Moving into the Rhoades gallery – the largest of the exhibition spaces – the walls are painted dark green, lending the space a sombre atmosphere. The works in this room allude to ideas of transformation, transition, and transubstantiation. On the far wall, Nikolaus Geyrhalter’s film ‘Our Daily Bread’ (2005), which lyrically describes the highly developed technologies involved in contemporary farming, is being screened on a loop. With no commentary or background music, except the ambient sounds of the production, the viewing experience is of an intense and sometimes graphic sequence of moving images showing animals, plants, workers and the specialised machinery involved in mass food production.

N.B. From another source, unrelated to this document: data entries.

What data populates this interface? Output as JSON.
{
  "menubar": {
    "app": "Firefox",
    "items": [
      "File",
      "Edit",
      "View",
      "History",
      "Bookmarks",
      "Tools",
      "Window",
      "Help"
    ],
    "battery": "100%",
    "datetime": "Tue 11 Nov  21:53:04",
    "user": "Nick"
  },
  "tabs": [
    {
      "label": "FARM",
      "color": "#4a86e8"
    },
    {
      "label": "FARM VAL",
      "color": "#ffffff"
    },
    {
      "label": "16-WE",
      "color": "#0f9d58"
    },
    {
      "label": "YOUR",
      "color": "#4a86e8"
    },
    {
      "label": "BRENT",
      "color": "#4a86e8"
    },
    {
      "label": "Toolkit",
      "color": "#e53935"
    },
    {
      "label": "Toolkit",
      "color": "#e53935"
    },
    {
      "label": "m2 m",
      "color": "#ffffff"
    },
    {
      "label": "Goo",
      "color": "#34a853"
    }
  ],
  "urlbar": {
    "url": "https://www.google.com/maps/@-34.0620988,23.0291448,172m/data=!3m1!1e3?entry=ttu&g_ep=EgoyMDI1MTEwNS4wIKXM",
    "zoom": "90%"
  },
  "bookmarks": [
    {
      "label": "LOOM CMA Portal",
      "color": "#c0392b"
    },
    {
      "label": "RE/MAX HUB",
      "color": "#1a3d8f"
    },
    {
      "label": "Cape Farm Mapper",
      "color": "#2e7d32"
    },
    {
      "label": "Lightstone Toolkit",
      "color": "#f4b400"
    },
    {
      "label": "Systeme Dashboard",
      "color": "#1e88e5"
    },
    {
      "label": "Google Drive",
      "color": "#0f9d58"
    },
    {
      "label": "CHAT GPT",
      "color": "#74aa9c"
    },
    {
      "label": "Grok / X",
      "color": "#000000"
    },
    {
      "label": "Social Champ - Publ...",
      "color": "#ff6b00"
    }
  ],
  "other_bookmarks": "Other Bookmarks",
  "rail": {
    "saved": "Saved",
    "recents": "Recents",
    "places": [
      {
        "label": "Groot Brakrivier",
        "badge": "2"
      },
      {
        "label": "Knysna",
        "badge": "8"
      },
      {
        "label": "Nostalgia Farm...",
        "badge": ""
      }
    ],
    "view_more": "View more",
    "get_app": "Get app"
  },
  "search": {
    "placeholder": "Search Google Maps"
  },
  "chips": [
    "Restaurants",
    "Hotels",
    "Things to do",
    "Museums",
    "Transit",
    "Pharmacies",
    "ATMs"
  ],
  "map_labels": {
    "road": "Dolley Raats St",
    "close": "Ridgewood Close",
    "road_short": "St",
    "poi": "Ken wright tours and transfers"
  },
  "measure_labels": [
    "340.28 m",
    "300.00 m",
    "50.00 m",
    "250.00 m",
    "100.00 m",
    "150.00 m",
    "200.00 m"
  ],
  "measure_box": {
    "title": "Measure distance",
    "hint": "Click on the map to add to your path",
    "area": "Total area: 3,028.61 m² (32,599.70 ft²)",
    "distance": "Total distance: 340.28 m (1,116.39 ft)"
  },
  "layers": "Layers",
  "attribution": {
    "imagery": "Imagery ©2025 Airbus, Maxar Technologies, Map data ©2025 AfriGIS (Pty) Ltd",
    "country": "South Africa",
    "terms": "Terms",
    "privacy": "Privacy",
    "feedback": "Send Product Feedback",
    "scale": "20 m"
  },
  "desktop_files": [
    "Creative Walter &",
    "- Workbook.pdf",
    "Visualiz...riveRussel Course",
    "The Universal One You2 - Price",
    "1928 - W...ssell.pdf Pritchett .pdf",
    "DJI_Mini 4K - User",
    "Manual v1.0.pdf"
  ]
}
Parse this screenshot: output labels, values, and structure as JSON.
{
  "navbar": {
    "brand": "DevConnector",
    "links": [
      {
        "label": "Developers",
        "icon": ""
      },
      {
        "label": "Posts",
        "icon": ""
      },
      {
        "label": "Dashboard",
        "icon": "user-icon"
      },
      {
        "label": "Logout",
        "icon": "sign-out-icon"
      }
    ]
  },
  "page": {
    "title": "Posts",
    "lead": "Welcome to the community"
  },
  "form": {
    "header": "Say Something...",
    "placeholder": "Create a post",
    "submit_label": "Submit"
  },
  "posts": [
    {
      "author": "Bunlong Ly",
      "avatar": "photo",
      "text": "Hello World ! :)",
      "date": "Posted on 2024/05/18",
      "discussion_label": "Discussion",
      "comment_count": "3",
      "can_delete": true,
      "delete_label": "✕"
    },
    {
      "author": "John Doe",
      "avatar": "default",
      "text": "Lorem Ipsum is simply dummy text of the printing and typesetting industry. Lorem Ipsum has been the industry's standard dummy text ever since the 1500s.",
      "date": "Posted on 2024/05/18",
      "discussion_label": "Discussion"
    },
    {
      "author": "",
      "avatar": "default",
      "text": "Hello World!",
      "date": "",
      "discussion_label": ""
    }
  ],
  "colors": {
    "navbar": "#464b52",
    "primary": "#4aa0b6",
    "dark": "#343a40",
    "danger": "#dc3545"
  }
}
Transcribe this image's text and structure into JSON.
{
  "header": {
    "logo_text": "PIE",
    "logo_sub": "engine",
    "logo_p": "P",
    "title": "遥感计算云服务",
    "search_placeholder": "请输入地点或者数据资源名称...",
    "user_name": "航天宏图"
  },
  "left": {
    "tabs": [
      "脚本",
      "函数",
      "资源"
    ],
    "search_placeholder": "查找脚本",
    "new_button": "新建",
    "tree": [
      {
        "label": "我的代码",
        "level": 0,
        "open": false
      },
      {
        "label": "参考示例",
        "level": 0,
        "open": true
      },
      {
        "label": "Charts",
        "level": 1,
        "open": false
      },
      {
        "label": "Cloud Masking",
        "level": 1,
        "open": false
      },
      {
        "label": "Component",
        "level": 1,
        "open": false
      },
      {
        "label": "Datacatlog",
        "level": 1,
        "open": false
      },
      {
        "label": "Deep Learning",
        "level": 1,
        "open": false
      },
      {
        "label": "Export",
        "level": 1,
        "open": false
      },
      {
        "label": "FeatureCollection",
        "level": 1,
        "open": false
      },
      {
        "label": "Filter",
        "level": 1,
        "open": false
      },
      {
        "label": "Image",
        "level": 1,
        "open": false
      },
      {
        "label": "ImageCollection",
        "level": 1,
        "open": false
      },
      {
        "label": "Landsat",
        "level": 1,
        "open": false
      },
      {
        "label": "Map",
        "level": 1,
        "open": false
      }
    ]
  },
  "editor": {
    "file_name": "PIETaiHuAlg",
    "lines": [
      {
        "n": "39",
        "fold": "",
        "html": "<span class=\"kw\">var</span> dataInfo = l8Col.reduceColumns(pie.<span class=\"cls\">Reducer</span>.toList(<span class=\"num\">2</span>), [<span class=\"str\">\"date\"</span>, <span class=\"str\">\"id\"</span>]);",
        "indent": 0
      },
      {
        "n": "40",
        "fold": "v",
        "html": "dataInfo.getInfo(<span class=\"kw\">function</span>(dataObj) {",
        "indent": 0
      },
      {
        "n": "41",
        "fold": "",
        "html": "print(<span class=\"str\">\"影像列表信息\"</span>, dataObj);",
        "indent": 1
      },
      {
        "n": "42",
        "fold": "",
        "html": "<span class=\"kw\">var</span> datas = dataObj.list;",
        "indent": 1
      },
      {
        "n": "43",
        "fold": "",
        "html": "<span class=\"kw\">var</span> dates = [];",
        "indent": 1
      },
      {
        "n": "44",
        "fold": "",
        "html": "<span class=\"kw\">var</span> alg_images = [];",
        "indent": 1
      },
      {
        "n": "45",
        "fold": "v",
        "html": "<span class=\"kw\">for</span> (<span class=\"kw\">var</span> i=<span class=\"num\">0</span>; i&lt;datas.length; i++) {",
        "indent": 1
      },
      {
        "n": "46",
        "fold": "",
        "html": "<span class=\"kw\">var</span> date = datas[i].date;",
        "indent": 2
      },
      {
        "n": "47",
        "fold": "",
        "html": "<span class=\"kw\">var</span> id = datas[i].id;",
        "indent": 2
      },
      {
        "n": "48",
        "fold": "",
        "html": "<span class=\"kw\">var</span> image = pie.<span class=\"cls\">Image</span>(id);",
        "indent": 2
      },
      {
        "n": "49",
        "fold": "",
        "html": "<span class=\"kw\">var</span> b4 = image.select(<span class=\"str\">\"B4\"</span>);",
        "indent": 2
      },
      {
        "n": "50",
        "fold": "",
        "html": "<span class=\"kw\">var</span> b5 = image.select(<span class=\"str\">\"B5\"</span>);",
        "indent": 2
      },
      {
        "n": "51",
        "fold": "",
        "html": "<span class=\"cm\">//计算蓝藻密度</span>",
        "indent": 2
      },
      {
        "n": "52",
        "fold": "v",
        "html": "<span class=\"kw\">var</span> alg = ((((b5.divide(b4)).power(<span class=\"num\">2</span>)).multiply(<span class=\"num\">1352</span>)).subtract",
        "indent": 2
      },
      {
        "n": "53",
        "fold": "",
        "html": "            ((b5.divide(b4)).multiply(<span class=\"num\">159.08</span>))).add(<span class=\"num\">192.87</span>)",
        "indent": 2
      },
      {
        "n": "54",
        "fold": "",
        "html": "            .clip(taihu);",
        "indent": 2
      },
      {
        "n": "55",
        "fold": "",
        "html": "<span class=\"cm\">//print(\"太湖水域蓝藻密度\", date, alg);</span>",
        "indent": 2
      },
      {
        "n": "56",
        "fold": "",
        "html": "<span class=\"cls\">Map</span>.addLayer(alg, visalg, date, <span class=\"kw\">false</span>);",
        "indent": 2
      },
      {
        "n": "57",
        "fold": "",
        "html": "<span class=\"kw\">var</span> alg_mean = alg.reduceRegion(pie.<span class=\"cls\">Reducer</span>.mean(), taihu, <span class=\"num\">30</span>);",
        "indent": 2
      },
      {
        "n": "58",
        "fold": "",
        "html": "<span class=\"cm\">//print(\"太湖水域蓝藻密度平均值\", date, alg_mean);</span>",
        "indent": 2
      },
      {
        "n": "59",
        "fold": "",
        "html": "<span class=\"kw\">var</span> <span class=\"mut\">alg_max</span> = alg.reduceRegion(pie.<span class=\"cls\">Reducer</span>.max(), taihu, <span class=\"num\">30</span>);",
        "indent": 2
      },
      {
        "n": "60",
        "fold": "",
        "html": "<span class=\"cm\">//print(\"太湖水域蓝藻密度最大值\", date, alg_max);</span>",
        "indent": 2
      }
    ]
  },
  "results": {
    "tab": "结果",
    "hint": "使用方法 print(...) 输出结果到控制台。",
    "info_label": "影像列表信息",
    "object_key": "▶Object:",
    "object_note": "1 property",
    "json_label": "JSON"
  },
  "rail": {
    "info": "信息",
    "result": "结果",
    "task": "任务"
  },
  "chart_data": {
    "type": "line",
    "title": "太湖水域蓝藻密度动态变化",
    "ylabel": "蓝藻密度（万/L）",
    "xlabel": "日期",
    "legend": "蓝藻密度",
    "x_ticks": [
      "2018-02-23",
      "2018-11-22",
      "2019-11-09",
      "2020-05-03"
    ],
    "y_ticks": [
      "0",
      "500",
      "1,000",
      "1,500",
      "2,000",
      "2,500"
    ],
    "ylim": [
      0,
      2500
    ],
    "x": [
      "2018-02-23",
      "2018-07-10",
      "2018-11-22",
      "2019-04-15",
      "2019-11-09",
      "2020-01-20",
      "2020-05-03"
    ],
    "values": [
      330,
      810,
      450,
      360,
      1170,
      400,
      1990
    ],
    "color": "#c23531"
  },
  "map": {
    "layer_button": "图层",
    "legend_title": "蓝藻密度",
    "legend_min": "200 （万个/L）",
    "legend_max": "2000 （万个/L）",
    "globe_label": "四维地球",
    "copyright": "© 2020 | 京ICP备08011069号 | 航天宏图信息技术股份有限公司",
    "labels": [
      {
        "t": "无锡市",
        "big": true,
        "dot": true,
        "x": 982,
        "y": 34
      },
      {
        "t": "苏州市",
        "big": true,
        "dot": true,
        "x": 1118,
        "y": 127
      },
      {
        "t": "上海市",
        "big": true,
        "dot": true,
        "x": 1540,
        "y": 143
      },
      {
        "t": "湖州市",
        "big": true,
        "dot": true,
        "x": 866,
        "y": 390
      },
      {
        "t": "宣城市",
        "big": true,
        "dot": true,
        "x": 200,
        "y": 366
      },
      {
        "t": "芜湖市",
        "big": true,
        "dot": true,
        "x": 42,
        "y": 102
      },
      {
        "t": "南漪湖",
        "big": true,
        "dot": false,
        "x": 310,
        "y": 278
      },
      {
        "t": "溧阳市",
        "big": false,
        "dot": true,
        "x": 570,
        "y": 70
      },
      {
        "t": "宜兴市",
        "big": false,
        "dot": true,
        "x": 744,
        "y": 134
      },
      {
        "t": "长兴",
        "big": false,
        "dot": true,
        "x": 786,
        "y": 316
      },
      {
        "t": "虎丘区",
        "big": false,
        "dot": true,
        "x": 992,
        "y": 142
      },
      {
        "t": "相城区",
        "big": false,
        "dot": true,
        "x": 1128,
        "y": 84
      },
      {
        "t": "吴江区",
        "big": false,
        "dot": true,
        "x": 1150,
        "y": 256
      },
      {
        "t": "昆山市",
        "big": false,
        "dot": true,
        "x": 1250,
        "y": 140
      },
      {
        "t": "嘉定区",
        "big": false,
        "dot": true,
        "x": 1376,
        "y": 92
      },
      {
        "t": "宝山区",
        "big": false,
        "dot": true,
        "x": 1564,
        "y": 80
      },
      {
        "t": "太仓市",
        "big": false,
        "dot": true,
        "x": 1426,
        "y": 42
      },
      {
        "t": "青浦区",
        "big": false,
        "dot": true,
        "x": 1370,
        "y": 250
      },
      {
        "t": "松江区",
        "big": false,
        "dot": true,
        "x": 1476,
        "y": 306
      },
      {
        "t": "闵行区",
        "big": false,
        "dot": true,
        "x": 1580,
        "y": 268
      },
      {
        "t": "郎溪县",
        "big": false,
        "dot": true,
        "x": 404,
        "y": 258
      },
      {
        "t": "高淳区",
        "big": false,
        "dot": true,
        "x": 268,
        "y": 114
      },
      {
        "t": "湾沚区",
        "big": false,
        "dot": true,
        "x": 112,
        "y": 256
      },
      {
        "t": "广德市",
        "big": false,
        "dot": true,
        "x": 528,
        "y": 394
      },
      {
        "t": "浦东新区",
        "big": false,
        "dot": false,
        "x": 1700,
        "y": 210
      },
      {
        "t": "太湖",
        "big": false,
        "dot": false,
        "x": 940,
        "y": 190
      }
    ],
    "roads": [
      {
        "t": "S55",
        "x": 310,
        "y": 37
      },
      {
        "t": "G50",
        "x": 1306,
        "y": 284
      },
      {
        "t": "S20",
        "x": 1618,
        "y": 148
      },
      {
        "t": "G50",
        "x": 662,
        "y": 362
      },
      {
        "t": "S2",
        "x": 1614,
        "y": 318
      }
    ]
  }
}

Dominating the centre of the room is a series of long tables with works that are all related to food, by various artists including Bedwyr Williams, Laure Prouvost, Pablo Bronstein, and Francesca Ulivi. The rest of the room is populated by two small building-like structures, one of which is ‘Anchorhold’ (2015), an ingenious wooden structure, designed by the architectural practice Sutherland Hussey Harris, working in collaboration with artist Marcus Coates. The name Anchorhold refers to a tenth century hermitage in which anchorites would withdraw from society in order to deliberate on God. For this exhibition, Coates has repurposed the structure as an apple store. The structure holds two people within it and in the course of the show Coates will hold a series of one-on-one artist performances, which will be audio-recorded and played back during the exhibition. The stored apples will also be available for visitors to eat.
Spotlit on one wall of the gallery are four works by Giuseppe Arcimboldo; anthropomorphic allegories composed of fruits and plants entitled ‘Autumn’ (1572), ‘Winter’ (1572), ‘Spring’ (1572) and ‘Summer’ (1572). On the opposite wall hangs the John Martin painting ‘Sadak in Search of the Waters of Oblivion’ (1812), which depicts a climbing figure set against a vast and unstable landscape.
A lobby leading off from this gallery houses The Honest Shop, selling products handmade by the local community. There is no special selection process for what is sold; anyone living locally may place their wares in the shop – provided they are handmade. Visitors may purchase the products at the price specified and are trusted to leave the money in an honesty box. This bespoke, unregulated model for trading provides a unique snapshot of the people of Bruton and suggests an alternative to commercial mass consumerism.
The final room in the exhibition examines the influence of the rural on urban culture – from art to marketing – and includes contributions from Mildred’s Lane, Myvillages, Somewhere, Kultivator, Fairland Collective and Phytology, among many others. This space will play host to a wide variety of workshops, talks and other educational activities.